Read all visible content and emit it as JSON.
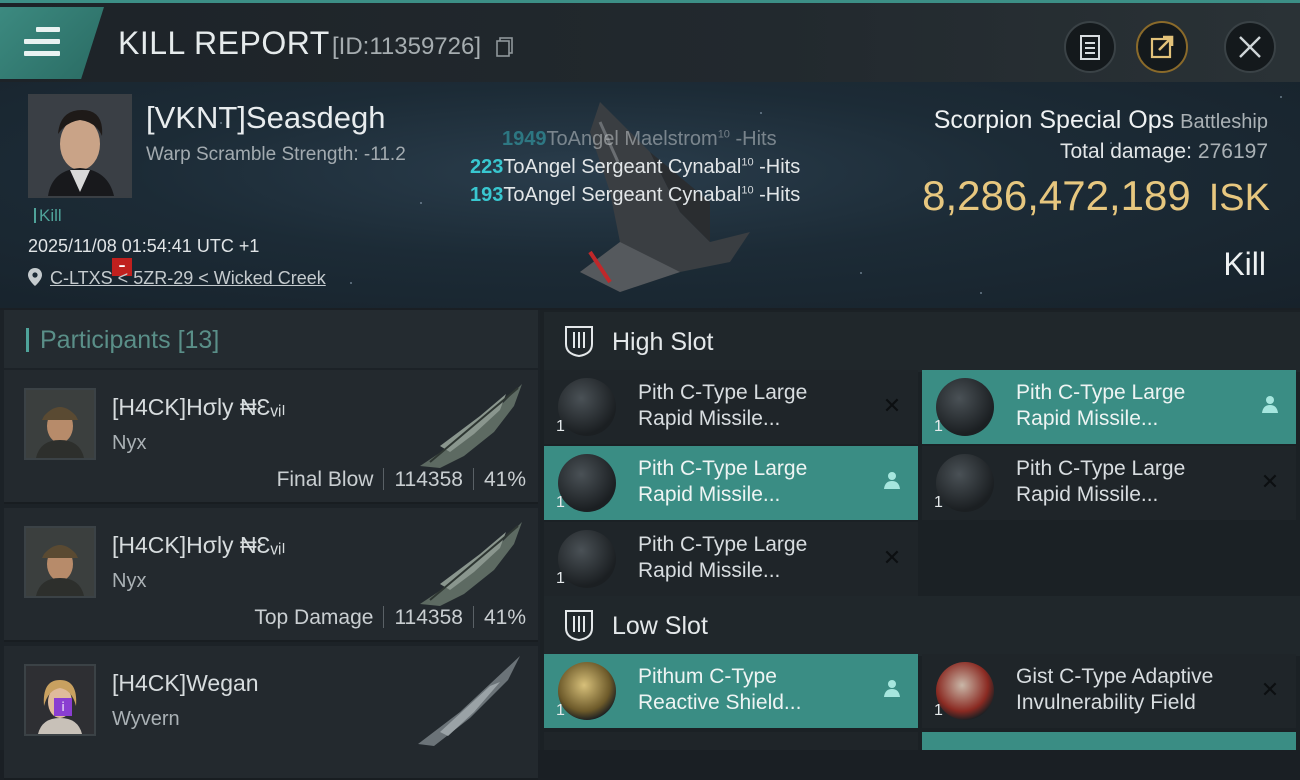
{
  "header": {
    "title": "KILL REPORT",
    "report_id": "[ID:11359726]"
  },
  "victim": {
    "name": "[VKNT]Seasdegh",
    "warp_scramble": "Warp Scramble Strength: -11.2",
    "kill_tag": "Kill",
    "timestamp": "2025/11/08 01:54:41 UTC +1",
    "location": "C-LTXS < 5ZR-29 < Wicked Creek",
    "ship_name": "Scorpion Special Ops",
    "ship_class": "Battleship",
    "total_damage_label": "Total damage:",
    "total_damage": "276197",
    "isk_value": "8,286,472,189",
    "isk_unit": "ISK",
    "result": "Kill",
    "hits": [
      {
        "count": "1949",
        "text": "ToAngel Maelstrom",
        "level": "10",
        "suffix": " -Hits"
      },
      {
        "count": "223",
        "text": "ToAngel Sergeant Cynabal",
        "level": "10",
        "suffix": " -Hits"
      },
      {
        "count": "193",
        "text": "ToAngel Sergeant Cynabal",
        "level": "10",
        "suffix": " -Hits"
      }
    ]
  },
  "participants": {
    "label": "Participants",
    "count": "[13]",
    "items": [
      {
        "name": "[H4CK]Hσly ₦Ɛᵥᵢₗ",
        "ship": "Nyx",
        "role": "Final Blow",
        "damage": "114358",
        "percent": "41%"
      },
      {
        "name": "[H4CK]Hσly ₦Ɛᵥᵢₗ",
        "ship": "Nyx",
        "role": "Top Damage",
        "damage": "114358",
        "percent": "41%"
      },
      {
        "name": "[H4CK]Wegan",
        "ship": "Wyvern",
        "role": "",
        "damage": "",
        "percent": ""
      }
    ]
  },
  "fitting": {
    "high_slot_label": "High Slot",
    "low_slot_label": "Low Slot",
    "high_slots": [
      {
        "line1": "Pith C-Type Large",
        "line2": "Rapid Missile...",
        "qty": "1",
        "state": "destroyed"
      },
      {
        "line1": "Pith C-Type Large",
        "line2": "Rapid Missile...",
        "qty": "1",
        "state": "dropped"
      },
      {
        "line1": "Pith C-Type Large",
        "line2": "Rapid Missile...",
        "qty": "1",
        "state": "dropped"
      },
      {
        "line1": "Pith C-Type Large",
        "line2": "Rapid Missile...",
        "qty": "1",
        "state": "destroyed"
      },
      {
        "line1": "Pith C-Type Large",
        "line2": "Rapid Missile...",
        "qty": "1",
        "state": "destroyed"
      }
    ],
    "low_slots": [
      {
        "line1": "Pithum C-Type",
        "line2": "Reactive Shield...",
        "qty": "1",
        "state": "dropped"
      },
      {
        "line1": "Gist C-Type Adaptive",
        "line2": "Invulnerability Field",
        "qty": "1",
        "state": "destroyed"
      }
    ],
    "icons": {
      "destroyed": "close-icon",
      "dropped": "person-icon"
    }
  },
  "colors": {
    "accent_teal": "#3a8d84",
    "isk_gold": "#e7c77f",
    "hit_cyan": "#39c7d0"
  }
}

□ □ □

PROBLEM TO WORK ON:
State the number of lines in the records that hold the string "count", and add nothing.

TASK SOLUTION:
4